*Your task*
From the material below, copy every line in which the word "power" occurs.

*Source data*

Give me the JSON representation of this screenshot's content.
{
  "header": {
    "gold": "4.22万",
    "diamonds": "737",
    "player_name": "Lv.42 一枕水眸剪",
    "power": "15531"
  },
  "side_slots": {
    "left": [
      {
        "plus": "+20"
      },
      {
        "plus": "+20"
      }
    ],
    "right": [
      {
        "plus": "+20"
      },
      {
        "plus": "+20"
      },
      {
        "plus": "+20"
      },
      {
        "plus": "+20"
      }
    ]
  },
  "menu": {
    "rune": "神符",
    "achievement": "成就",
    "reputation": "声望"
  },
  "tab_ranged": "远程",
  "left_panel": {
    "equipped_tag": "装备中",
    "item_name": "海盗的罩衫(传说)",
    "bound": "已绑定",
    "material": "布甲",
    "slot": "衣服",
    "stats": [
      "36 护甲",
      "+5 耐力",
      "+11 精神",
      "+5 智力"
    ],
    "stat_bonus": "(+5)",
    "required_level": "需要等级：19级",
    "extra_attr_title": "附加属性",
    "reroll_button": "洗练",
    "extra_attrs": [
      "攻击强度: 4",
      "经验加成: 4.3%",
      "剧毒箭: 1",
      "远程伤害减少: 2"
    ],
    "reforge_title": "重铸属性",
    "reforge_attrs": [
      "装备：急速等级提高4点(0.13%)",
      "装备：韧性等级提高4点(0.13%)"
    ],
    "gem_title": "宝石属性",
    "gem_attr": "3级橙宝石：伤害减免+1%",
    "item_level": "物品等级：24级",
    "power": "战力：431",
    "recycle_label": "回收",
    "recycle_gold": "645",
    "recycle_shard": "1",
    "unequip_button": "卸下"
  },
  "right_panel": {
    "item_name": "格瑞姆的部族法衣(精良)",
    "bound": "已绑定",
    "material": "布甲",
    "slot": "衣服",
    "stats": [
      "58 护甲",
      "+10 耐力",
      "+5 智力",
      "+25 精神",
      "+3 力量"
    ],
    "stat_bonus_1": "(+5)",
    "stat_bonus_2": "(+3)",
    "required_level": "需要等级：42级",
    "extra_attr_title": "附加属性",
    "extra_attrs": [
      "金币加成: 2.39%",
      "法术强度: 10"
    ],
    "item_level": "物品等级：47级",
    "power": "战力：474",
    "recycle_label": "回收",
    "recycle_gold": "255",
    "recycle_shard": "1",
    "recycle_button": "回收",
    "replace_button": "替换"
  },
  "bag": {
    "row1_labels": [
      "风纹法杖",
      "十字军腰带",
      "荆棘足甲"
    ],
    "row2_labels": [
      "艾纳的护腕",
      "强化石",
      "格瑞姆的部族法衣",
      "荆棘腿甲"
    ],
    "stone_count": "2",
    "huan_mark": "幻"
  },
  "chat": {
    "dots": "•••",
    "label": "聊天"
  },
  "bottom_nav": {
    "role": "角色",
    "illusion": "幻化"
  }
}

*Solution to this task*
    "power": "15531"
    "power": "战力：431",
    "power": "战力：474",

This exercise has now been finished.